Patricia Zimmermann / Pamela Wintle
"Mining the Home Movie"
Patricia Zimmermann is professor in the Department of Cinema, Photography and Media Arts at Ithaca College, and is the author of numerous books, including Reel Families: A Social History of Amateur Film (1995), States of Emergency: Documentaries, Wars, Democracies (2000), Mining the Home Movie: Excavations in Histories and Memories (2008), and the forthcoming Public Domains: Cinemas, Histories, Visualities, a work that explores the relationship among historiography, political engagements, and digital art practices.
Zimmermann has delivered invited lectures and plenary addresses across the globe and throughout the United States.
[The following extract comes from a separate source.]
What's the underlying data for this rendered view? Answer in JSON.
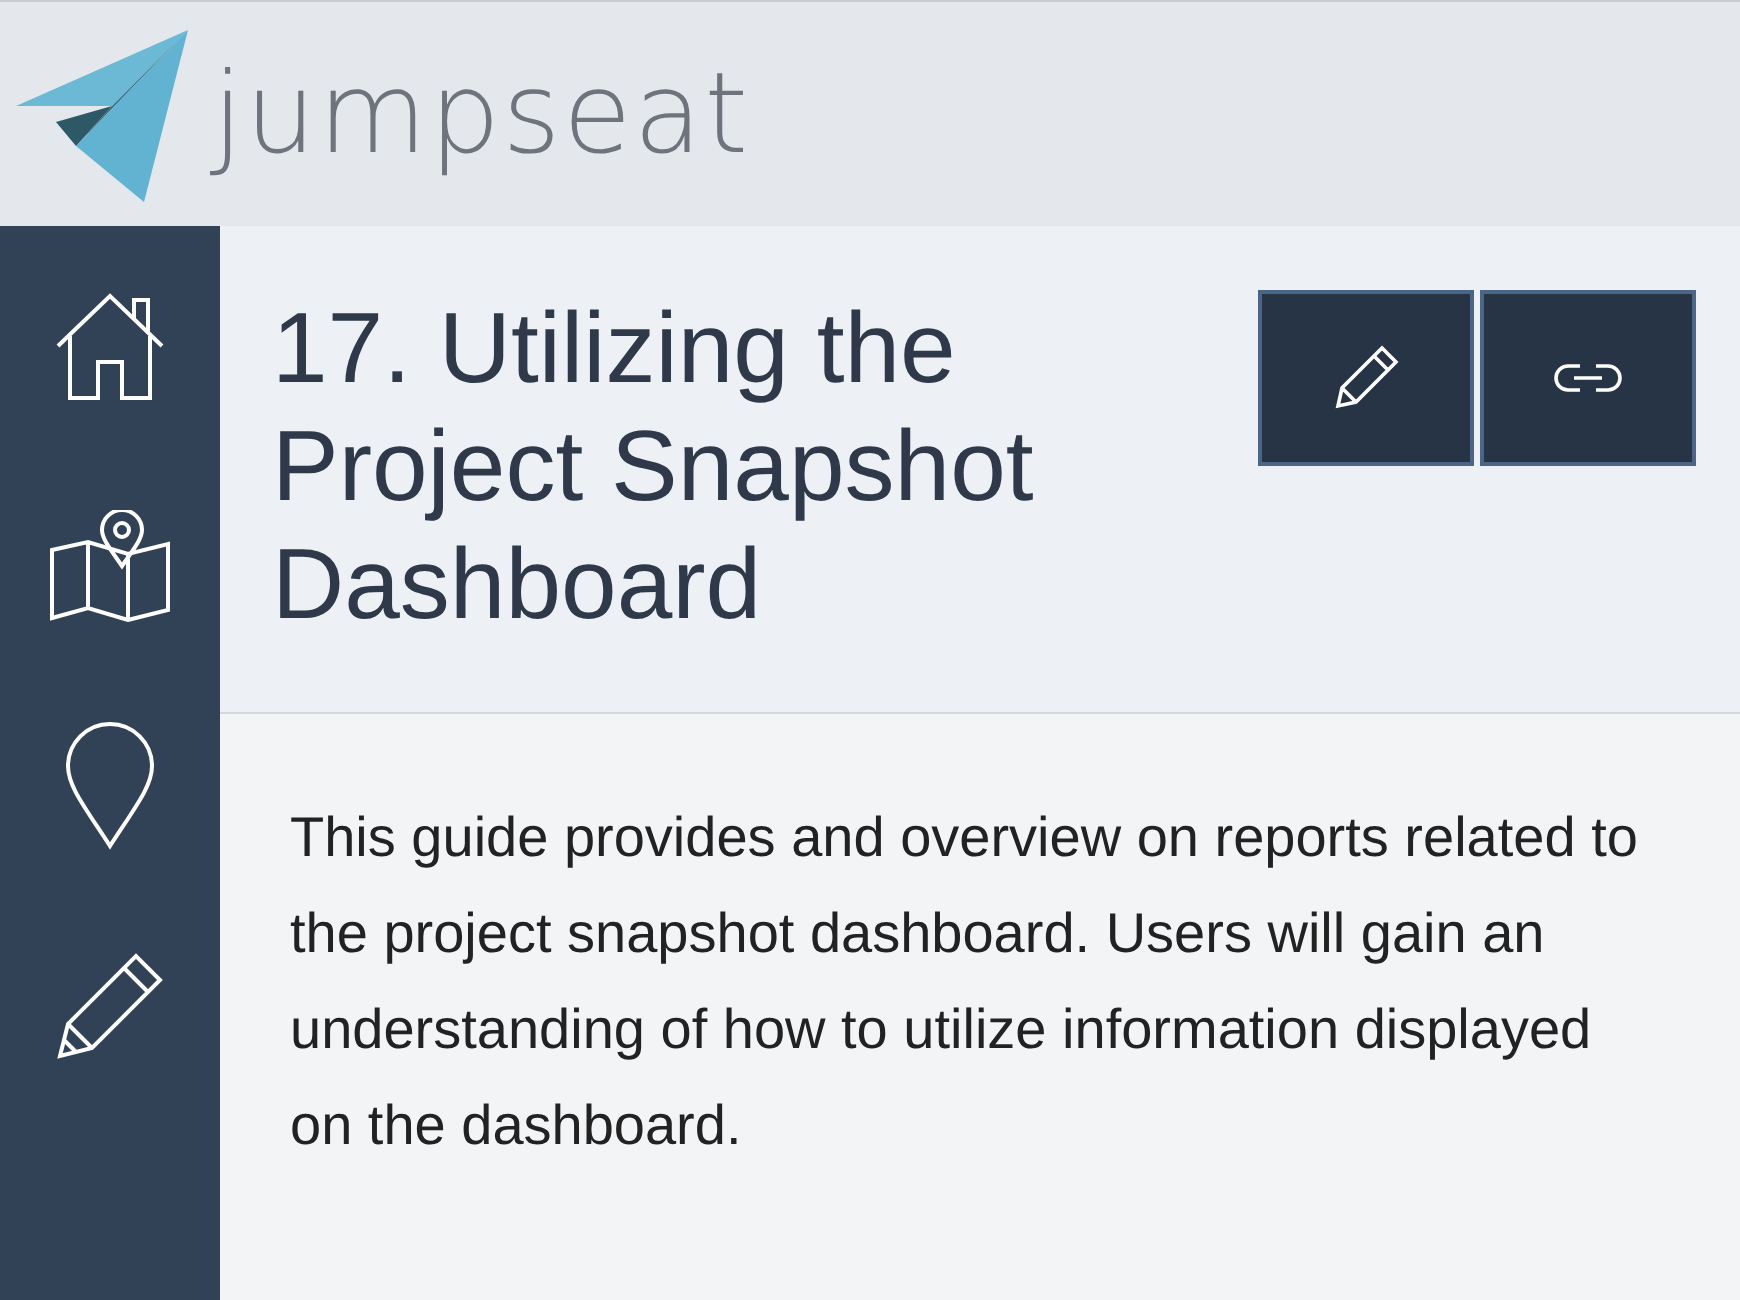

Currently, she serves on the editorial boards of the journals Wide Angle, The Journal of Film and Video, The Sixties, and The Moving Image: The Journal of the Association of Moving Image Archivists and as co-director of the week-long multimedia inter-arts festival, the Finger Lakes Environmental Film Festival.
Pamela Wintle is the senior film archivist for the Human Studies Film Archives (HSFA) in the Department of Anthropology, National Museum of Natural History, Smithsonian Institution, and founding board member of Northeast Historic Films (NHF), a regional moving image archives located in Bucksport, Maine. The HSFA collects, preserves, and makes accessible moving images and associated materials that document the world's cultures and the history of visual anthropology. NHF collects, preserves, and makes accessible moving images of northern New England.
For the film series, Zimmermann and Wintle presented "Mining the Home Movie," a program exploring the social, regional, national, textual, and historical meanings of home movies through screenings selected from the archival collections from the Human Studies Film Archives of the Smithsonian Institution and Northeast Historic Film in Maine.
Ghost Stories, For Summers to Come, 24, The Nightgardener
A self-described experimentalist and structuralist who has worked professionally as an editor and assistant editor of television commercials, short films, and music videos, Jennifer Hardacker has been making short films and videos for over 13 years. Her work ranges from animation and abstraction to the personal essay and the home movie, and has been shown in festivals across the United States and Canada. Hardacker's films are often personal in nature and are interested in re-imaging and re-imagining the meaning and context of images.
Hardacker currently teaches film and video production and studies at Pacifica University in Oregon.
For the film series, Hardacker screened and discussed four experimental works--24, Ghost Stories, For Summers to Come, and The Nightgardener.
The Department of Theater, Film, and Media Studies would like to thank the following for their generous support of the Second Annual TFMS Film Series: Lecture and Fine Arts of St. Mary's College of Maryland; Arts Alliance of St. Mary's College of Maryland; the departments of art and art history, English, and philosophy and religious studies at St. Mary's College of Maryland; and women, gender, and sexuality studies at St. Mary's College of Maryland.